ASSIGNED TASK =>
Work out the number of lines in the listing below that include "this", and answer with it alone.

*** RECORDS PROVIDED ***

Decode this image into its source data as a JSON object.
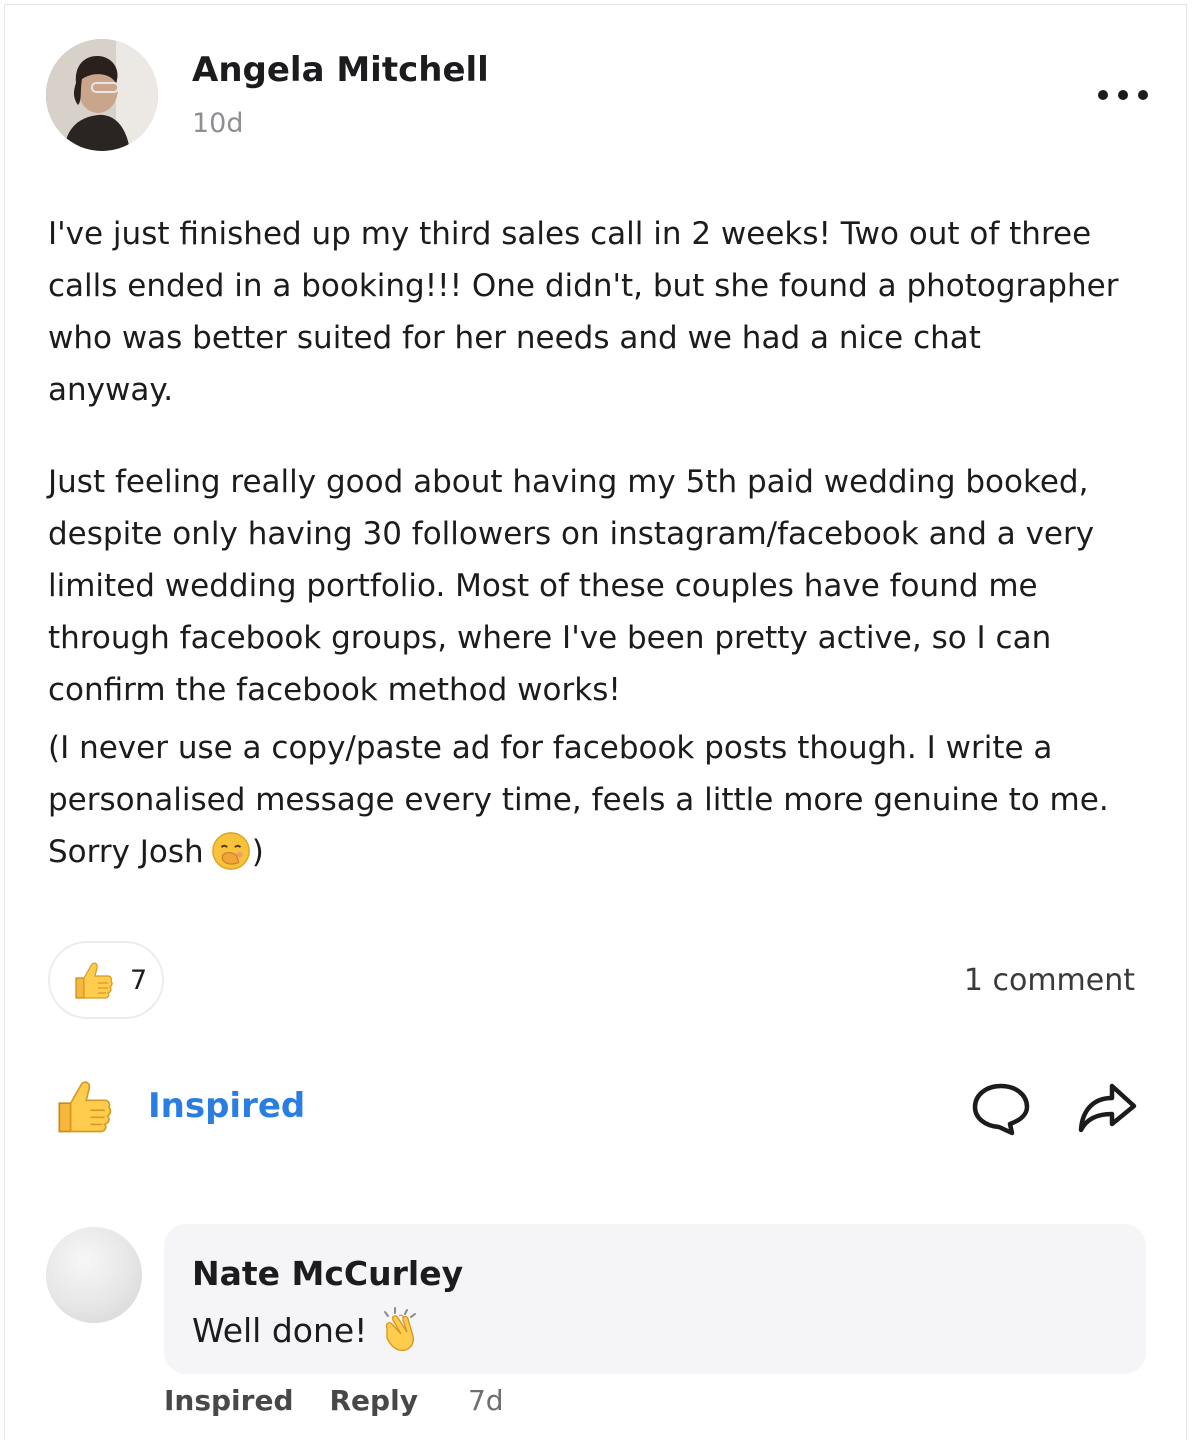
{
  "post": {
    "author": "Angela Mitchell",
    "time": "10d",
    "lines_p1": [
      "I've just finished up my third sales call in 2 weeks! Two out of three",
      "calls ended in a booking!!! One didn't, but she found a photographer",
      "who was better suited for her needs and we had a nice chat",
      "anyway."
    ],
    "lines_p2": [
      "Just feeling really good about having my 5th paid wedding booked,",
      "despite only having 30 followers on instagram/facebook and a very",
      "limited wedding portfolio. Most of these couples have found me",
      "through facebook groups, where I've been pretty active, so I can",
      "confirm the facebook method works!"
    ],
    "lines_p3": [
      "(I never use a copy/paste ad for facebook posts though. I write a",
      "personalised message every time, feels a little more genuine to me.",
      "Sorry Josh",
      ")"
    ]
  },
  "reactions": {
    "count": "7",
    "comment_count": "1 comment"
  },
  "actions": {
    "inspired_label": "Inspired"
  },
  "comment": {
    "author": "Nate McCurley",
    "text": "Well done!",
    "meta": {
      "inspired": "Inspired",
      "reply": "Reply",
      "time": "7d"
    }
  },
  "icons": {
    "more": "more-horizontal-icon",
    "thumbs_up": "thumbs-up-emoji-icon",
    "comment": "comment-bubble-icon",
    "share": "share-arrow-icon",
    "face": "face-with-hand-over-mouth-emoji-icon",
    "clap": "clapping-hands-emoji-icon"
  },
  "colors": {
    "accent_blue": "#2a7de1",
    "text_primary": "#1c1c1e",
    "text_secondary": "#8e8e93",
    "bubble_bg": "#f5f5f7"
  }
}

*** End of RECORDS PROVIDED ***
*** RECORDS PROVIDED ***

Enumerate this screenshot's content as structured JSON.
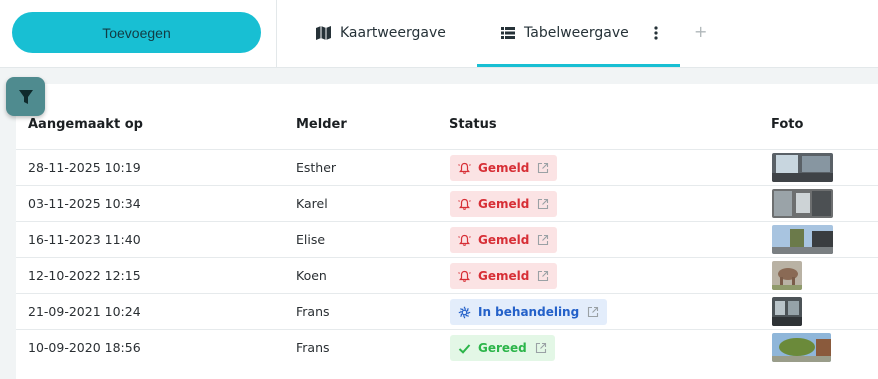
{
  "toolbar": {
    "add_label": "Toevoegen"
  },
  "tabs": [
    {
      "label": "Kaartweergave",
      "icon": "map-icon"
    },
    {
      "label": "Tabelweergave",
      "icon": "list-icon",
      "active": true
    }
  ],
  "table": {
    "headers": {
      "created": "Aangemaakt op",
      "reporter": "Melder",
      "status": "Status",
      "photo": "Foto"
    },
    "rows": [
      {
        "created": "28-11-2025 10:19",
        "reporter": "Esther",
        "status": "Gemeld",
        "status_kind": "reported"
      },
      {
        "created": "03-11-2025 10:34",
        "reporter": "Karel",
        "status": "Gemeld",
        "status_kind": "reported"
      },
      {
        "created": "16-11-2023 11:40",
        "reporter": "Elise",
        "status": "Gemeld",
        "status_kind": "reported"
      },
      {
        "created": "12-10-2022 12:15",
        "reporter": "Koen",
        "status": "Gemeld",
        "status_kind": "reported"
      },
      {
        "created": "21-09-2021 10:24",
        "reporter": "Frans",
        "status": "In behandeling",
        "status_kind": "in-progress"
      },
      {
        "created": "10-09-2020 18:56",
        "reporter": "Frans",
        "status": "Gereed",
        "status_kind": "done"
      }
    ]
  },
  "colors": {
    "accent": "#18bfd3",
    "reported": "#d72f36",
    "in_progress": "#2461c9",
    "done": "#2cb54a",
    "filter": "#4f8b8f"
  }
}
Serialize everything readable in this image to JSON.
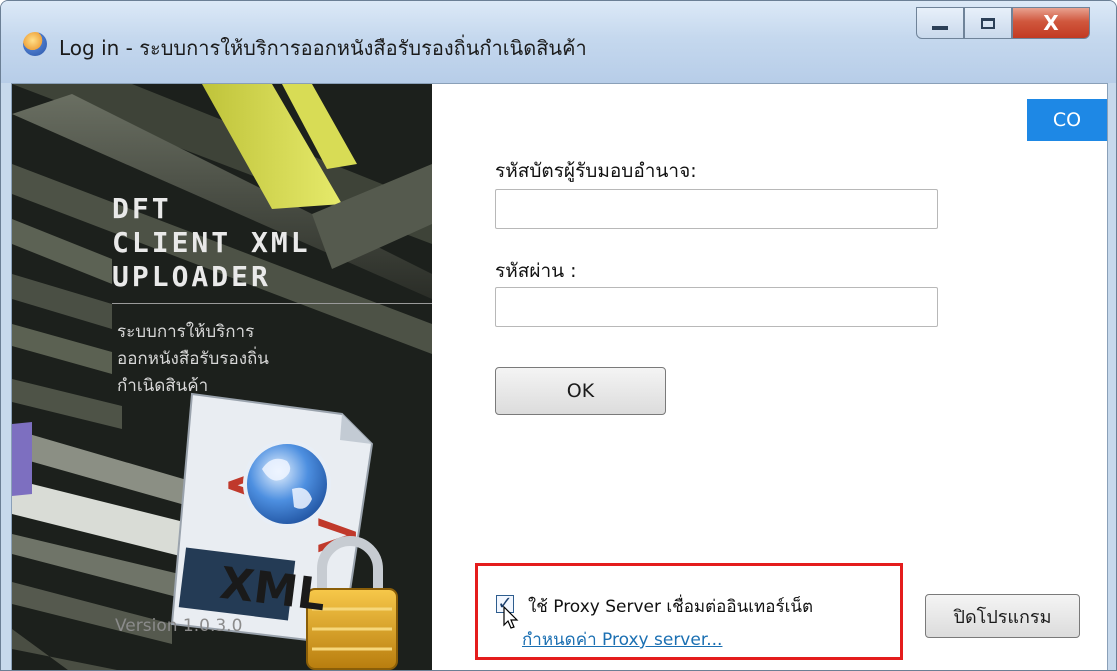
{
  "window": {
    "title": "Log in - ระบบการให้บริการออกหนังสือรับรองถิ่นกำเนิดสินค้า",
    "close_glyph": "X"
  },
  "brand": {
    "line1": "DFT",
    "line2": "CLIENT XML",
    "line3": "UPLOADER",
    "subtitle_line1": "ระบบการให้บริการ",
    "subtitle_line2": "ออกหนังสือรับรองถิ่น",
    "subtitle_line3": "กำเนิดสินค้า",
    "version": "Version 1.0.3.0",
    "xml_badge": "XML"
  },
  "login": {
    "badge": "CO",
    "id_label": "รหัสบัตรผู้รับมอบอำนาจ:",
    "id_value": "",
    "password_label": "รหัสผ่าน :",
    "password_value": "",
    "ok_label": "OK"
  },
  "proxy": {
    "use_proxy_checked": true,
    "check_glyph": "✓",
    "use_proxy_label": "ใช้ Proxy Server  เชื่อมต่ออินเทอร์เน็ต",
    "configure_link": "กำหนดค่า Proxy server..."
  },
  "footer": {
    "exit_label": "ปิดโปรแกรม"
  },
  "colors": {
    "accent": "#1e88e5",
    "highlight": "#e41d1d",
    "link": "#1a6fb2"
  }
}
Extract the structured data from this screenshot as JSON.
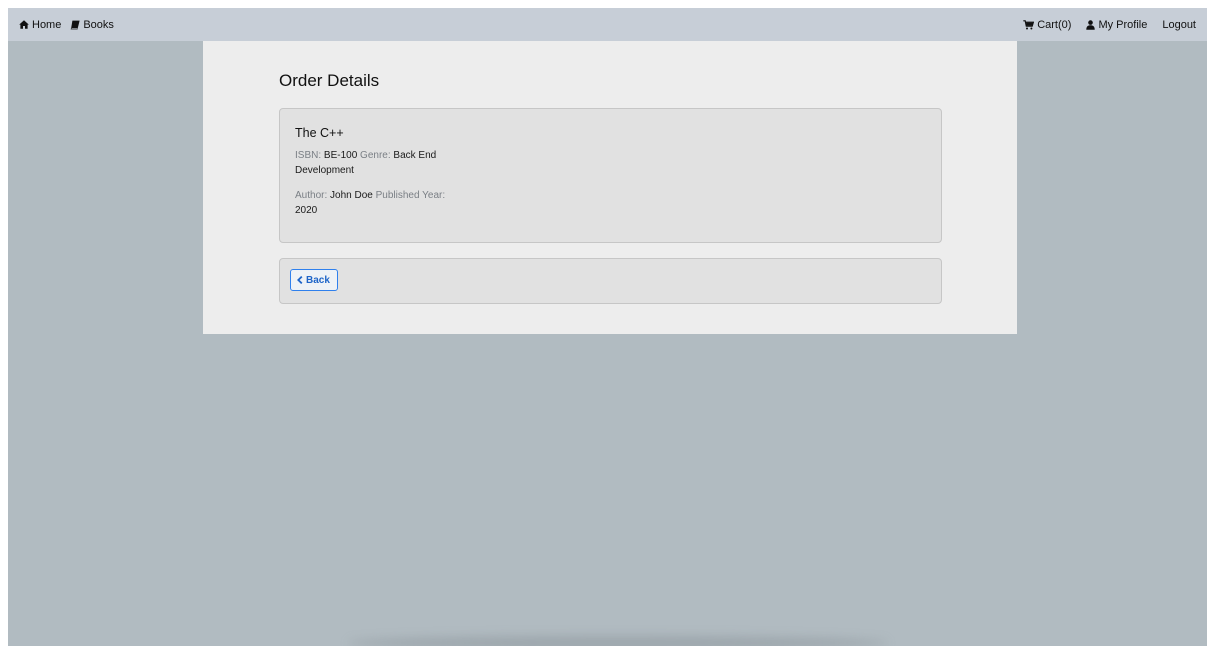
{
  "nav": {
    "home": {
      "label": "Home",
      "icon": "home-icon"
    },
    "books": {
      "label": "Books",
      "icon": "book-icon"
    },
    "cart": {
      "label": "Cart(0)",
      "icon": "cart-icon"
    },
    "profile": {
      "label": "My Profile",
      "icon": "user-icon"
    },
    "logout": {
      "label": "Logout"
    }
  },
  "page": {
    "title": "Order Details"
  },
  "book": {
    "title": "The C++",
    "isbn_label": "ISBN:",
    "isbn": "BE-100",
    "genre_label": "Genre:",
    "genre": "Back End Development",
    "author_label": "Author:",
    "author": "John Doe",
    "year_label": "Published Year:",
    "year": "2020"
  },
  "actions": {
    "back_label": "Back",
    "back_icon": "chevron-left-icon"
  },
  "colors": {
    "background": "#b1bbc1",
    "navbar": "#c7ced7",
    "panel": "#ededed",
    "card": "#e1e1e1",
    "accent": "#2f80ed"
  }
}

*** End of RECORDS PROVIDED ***
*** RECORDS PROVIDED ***

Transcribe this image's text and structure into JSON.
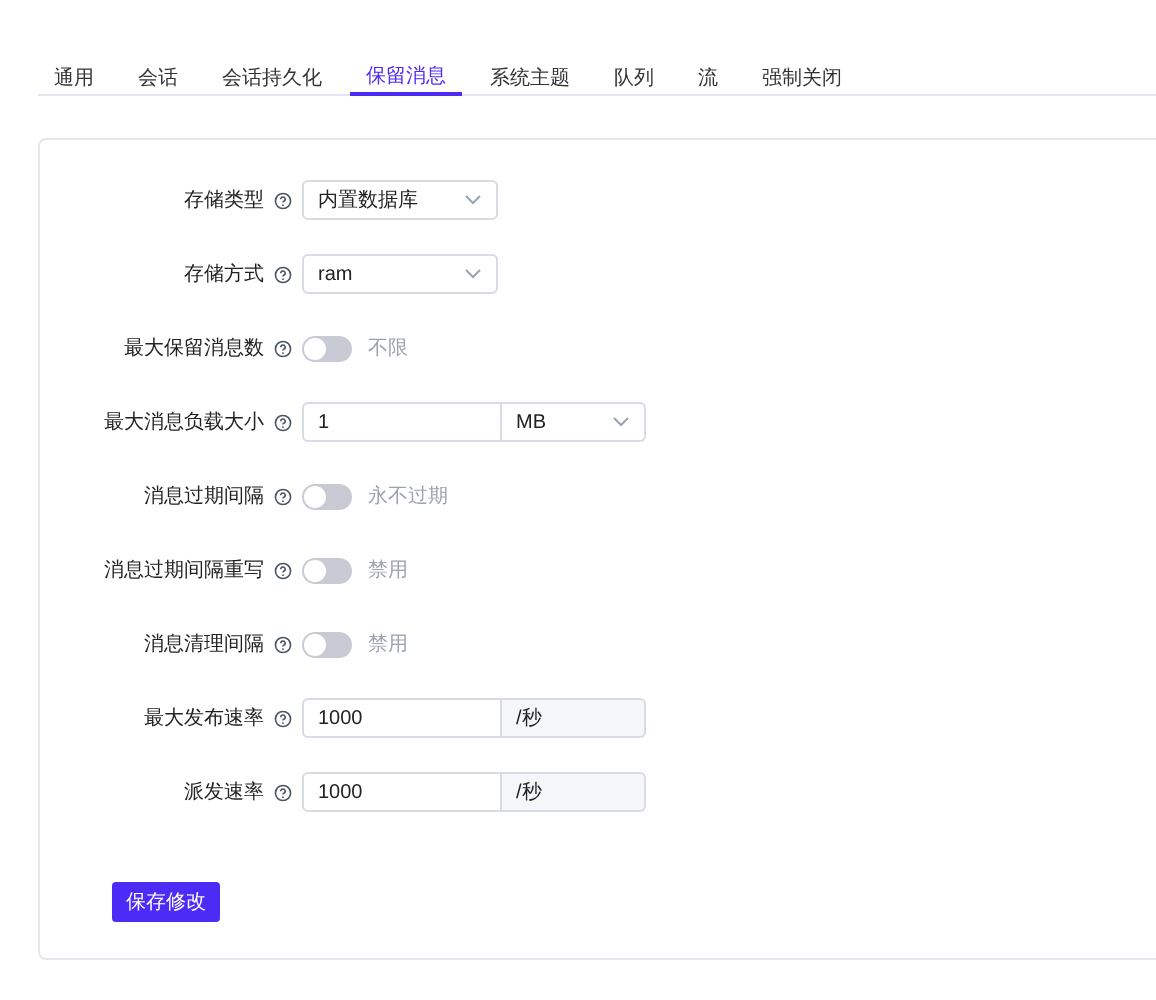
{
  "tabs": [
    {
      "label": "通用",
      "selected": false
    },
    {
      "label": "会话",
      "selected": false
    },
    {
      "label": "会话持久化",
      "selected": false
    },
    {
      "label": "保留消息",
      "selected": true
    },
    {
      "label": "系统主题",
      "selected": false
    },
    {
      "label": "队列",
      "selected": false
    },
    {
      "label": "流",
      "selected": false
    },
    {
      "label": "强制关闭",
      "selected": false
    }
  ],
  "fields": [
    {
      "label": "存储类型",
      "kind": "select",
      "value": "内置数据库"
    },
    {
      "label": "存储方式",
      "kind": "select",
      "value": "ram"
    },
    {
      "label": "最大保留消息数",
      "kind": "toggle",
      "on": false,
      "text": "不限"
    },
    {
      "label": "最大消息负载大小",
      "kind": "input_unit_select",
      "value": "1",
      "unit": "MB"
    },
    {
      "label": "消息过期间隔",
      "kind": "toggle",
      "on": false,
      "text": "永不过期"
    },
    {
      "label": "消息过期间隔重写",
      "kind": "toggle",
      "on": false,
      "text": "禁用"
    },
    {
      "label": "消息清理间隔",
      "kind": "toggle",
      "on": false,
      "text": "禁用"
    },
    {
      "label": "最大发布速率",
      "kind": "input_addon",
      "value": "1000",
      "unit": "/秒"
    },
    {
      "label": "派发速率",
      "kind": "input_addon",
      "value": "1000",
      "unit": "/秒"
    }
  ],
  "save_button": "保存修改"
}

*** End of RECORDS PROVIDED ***

YOUR RESPONSE =>
5